What are the different types of orthopedic surgeons?
Orthopaedic Specialty Areas
- Foot and Ankle Surgery. Hip and Knee Surgery. Shoulder and Elbow Surgery. Trauma Surgery.
- General Orthopaedics. Orthopaedic Oncology. Spine Surgery. Bone Health Center.
- Hand Surgery. Pediatric Orthopaedic Surgery. Sports Medicine. Osseointegration Clinic.
What helps tendons heal faster?
- Stretching and flexibility exercises to help the tendon heal completely and avoid long-term pain.
- Strengthening exercises to help you rebuild tendon strength and avoid future injuries.
- Ultrasound heat therapy to improve blood circulation, which may aid the healing process.

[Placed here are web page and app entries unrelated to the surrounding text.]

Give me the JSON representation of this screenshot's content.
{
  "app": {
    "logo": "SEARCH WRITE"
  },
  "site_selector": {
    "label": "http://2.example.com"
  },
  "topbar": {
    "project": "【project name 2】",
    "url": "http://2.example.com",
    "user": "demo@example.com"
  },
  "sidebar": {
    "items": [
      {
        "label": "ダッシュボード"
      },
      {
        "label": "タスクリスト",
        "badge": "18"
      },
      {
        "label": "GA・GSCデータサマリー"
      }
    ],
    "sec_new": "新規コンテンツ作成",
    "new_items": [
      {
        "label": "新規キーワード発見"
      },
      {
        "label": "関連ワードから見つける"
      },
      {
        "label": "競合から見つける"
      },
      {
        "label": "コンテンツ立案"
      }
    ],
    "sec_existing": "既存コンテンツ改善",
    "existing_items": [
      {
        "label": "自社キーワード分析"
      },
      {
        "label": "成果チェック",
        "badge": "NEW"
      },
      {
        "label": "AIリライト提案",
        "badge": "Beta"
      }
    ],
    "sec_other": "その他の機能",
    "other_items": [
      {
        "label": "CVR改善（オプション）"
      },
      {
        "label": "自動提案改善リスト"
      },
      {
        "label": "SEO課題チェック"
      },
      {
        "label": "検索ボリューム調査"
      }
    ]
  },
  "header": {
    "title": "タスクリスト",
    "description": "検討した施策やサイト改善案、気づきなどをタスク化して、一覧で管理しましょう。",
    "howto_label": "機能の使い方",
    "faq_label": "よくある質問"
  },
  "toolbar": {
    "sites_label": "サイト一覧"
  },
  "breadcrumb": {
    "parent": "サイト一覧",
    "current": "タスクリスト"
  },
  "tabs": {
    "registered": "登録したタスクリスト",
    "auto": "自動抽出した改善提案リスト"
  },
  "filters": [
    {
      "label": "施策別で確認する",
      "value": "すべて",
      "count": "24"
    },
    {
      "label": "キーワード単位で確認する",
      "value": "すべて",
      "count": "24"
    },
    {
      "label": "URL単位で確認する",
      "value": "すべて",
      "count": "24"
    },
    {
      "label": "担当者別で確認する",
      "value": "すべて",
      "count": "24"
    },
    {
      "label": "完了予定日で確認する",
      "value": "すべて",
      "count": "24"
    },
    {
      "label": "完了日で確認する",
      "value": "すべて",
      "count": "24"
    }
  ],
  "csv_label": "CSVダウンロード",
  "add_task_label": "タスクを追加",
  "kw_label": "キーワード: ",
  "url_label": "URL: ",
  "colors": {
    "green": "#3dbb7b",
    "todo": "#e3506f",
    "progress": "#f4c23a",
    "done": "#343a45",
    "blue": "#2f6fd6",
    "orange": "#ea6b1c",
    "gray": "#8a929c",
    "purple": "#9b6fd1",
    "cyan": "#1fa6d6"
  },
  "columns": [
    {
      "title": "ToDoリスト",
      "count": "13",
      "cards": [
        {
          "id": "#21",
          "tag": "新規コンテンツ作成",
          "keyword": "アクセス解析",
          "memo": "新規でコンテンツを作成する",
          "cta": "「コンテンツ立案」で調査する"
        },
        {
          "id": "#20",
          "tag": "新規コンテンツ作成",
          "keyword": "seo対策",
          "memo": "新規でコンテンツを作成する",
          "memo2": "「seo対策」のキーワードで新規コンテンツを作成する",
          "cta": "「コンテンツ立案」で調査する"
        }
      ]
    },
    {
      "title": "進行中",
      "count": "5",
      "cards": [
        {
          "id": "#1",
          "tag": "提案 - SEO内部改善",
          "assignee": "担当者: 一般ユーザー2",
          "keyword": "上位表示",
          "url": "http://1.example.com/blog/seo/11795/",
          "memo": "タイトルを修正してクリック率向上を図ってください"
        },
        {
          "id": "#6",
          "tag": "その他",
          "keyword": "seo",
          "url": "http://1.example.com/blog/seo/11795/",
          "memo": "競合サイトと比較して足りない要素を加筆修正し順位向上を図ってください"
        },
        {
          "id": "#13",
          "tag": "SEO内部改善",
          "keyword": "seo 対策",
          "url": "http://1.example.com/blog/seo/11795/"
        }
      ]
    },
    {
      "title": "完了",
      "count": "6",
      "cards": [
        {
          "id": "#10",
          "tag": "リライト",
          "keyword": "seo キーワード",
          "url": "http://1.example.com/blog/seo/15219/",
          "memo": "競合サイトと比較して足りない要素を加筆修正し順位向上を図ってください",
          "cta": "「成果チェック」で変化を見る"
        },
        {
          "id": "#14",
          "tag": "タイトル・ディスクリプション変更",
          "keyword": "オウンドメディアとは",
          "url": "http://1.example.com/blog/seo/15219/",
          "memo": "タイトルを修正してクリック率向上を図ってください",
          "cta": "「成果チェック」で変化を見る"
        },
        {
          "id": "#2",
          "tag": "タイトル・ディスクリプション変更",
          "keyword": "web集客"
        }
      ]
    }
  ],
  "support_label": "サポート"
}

What happens if a torn tendon is not repaired?
If left untreated, eventually it can result in other foot and leg problems, such as inflammation and pain in the ligaments in the soles of your foot (plantar faciitis), tendinitis in other parts of your foot, shin splints, pain in your ankles, knees and hips and, in severe cases, arthritis in your foot.
How long can you wait to repair a tendon?
If symptoms persist after 6 to 12 months, then surgery may be your best option. Complete tendon tears may require surgery much sooner, however. In some cases, a large or complete tear has a better chance of fully healing when surgery is performed shortly after an injury.
Do tendons ever fully heal?
“Once a tendon is injured, it almost never fully recovers. You’re likely more prone to injury forever.”
Can tendons heal without surgery?
In some cases, the affected tendon can’t heal properly without surgical intervention. This problem commonly occurs with major tendon tears. If left unattended, the tendon will not heal on its own and you will have lasting repercussions.
How do you tell if a tendon is torn?
An injury that is associated with the following signs or symptoms may be a tendon rupture:
- A snap or pop you hear or feel.
- Severe pain.
- Rapid or immediate bruising.
- Marked weakness.
- Inability to use the affected arm or leg.
- Inability to move the area involved.
- Inability to bear weight.
- Deformity of the area.
How painful is tendon repair surgery?
After surgery, the hand may be bruised and swollen, and you will most likely experience pain as the anesthetic wears off. The repaired tendons are going to be very weak until completely healed which can make recovery a lengthy process. Depending on the location recovery may take anywhere from 1 to 3 months.
Do they put you to sleep for tendon surgery?
you will be completely asleep during the surgery. Once you are asleep, I will completely numb the surgery site with the local anesthetic, so you will generally wake up with no pain. The numbing medication usually lasts about 4-6 hours, so Page 3 you will leave the surgery center with no pain.
Is tendon release surgery painful?
The surgery opens the tissue over the swollen part of the tendon. This allows the tendon to move freely without pain. Your wrist and thumb will be sore and swollen at first. You may feel numbness or tingling near the incision.